A thorough study targeted the probable connection between a low air quality index and COVID-19 spread in Italy, in Q2 of 2020.
Led by the Euro-Mediterranean Center on Climate Change (CMCC) Foundation, the study points toward the possible short-term correlation between exposure to three familiar atmospheric pollutants (PM10, PM2.5, and NO2) and COVID-19 incidence, lethality and mortality rates.
It has been speculated that the spread of SARS-CoV-2, the coronavirus that caused the present pandemic outbreak, is associated with short-term and long-term exposure to atmospheric pollutants, mostly particulate matters (PMs).
People who live in highly industrialized areas and are thus exposed to higher levels of pollution, could exhibit more severe symptoms. Additional studies have indicated that atmospheric pollutants can serve as virus carriers and increase pandemic diffusion.

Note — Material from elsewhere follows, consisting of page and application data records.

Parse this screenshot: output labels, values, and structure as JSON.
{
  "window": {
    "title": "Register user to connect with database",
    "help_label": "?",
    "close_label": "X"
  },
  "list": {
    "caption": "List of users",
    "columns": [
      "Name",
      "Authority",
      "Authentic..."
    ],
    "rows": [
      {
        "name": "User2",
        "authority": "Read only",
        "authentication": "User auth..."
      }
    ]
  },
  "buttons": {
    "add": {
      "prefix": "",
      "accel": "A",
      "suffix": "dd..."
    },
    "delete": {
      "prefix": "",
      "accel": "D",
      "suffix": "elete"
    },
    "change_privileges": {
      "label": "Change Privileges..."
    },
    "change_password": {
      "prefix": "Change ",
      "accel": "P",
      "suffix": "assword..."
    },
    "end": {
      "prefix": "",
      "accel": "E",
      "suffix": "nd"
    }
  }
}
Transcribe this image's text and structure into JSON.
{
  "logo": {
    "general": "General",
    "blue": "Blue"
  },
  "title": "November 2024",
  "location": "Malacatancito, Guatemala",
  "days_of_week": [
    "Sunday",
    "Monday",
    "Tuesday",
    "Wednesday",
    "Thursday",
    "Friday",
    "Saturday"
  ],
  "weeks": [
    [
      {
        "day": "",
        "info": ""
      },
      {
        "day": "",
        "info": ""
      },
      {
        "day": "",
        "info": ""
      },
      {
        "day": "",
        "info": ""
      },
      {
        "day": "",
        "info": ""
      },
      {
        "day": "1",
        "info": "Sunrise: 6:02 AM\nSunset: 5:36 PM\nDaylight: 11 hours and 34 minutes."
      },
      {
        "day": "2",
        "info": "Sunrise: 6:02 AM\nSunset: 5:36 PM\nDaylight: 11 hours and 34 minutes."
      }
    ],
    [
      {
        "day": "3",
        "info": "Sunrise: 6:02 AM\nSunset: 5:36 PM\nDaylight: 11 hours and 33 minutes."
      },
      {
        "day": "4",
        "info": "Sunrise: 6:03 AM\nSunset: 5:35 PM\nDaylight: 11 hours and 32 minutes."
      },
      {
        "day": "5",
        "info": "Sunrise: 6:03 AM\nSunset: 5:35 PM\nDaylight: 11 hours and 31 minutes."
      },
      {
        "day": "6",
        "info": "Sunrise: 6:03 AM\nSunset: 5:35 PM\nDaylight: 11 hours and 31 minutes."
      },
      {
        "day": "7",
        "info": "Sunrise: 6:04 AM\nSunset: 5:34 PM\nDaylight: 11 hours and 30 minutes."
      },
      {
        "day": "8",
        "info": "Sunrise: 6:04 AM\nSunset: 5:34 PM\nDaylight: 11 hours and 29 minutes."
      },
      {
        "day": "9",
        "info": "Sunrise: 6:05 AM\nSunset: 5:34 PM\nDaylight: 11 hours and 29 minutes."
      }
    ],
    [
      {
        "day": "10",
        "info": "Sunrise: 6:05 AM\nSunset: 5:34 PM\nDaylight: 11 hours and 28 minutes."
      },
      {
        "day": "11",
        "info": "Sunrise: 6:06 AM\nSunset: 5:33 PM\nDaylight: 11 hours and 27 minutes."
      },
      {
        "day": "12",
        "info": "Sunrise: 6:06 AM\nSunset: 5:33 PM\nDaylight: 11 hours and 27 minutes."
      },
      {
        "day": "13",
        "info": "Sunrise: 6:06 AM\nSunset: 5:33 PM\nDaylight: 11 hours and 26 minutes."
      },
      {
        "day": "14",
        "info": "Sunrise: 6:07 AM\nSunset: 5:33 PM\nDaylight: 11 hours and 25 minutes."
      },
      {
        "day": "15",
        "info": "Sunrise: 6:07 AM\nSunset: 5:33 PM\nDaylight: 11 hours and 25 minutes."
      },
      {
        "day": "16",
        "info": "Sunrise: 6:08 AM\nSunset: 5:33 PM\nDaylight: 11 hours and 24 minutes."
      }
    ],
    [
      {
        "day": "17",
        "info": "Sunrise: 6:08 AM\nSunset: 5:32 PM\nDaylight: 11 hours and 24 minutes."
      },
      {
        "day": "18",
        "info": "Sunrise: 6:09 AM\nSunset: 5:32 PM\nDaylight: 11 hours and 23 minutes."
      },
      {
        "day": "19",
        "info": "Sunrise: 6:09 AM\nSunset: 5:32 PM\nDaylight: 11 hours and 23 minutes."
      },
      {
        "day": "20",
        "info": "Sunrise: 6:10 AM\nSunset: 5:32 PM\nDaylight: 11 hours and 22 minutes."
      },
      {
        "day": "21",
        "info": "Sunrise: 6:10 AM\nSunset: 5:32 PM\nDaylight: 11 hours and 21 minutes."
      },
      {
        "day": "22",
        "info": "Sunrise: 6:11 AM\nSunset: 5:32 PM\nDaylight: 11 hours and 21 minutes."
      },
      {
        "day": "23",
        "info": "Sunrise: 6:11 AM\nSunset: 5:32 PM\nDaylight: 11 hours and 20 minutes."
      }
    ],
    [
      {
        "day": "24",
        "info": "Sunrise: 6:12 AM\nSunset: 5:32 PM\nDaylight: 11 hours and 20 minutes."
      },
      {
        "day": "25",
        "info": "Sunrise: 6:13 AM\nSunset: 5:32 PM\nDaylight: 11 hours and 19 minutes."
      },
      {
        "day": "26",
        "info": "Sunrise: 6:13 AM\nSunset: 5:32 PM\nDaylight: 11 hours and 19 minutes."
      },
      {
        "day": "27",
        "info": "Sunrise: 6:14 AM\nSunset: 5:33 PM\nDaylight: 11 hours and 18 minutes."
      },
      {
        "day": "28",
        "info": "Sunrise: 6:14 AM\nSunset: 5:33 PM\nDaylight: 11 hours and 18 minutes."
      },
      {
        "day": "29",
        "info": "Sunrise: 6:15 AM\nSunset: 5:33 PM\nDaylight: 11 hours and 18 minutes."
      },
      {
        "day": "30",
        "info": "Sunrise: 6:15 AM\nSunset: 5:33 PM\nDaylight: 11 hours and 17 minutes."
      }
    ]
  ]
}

A study that was published recently in the Environmental Pollution journal looked for any prospective short-term correlation between these two phenomena.
The study was performed in collaboration with the University of Salento and the Italian National Institute of Health (ISS) and focuses on the analysis of concentrations of atmospheric pollutants (NO2, PM10, PM2.5) together with the spatio-temporal distribution of cases and deaths (particularly incidence, lethality, and mortality rates) throughout Italy, down to the level of separate territorial areas, which include four of the most affected regions—Piedmont, Lombardy, Veneto, and Emilia-Romagna.
The data analysis has been limited to the first quarter of 2020 to reduce the lockdown-dependent biased effects on the atmospheric pollutant levels as much as possible.
Giovanni Aloisio, Full Professor, Department of Innovation Engineering, University of Salento
“Our results suggest the hypothesis of a moderate-to-strong correlation between the number of days exceeding the annual regulatory limits of PM10, PM2.5 and NO2 atmospheric pollutants and COVID-19 incidence, mortality and lethality rates for all the 107 Italian territorial areas under investigation, whereas weak-to-moderate correlations where found when the analysis was limited to four of the most affected regions in Northern Italy (Lombardy, Piedmont, Emilia-Romagna and Veneto),” added Aloisio, who is also the corresponding author of the study, a member of CMCC Strategic Board, and Director of the CMCC Supercomputing Center.
In general, PM2.5 and PM10 exhibited a higher correlation compared to NO2 with COVID-19 incidence, lethality and mortality rates. Eventually, PM10 profiles have been further examined together with the variation in COVID-19 incidence rate for three of the most affected territorial regions in Northern Italy (that is, Brescia, Milan, and Bergamo) in March 2020.
All areas exhibited a similar PM10 time trend but a distinct COVID-19 incidence rate variation, which was less severe in Milan than in Bergamo and Brescia.
In the future, the analysis will be extended to consider outbreak dynamics and confounding factors, such as ethnicity, hospital beds, population size, number of individuals tested for COVID-19, weather, socioeconomic and behavioral variables (for example, obesity, income, and smoking habits), days from the first reported case of COVID-19, population age distribution, and days from the issuance of the stay-at-home order, etc.
The study findings indicate that confounding factors must be accounted for to justify why the almost equal PM10 profiles observed in Bergamo, Brescia and Milan during Q1 of 2020 did not produce analogous changes in COVID-19 incidence rates.
Besides, confounders may justify the discrepancies in the statistical significance of correlations identified when a four-region subset is compared with the entire Italian country. Eventually, climate change negatively impacts human health and its prospective role in the pandemic spread warrants additional investigation.
Accarino, G., et al. (2020) Assessing correlations between short-term exposure to atmospheric pollutants and COVID-19 spread in all Italian territorial areas. Environmental Pollution. doi.org/10.1016/j.envpol.2020.115714.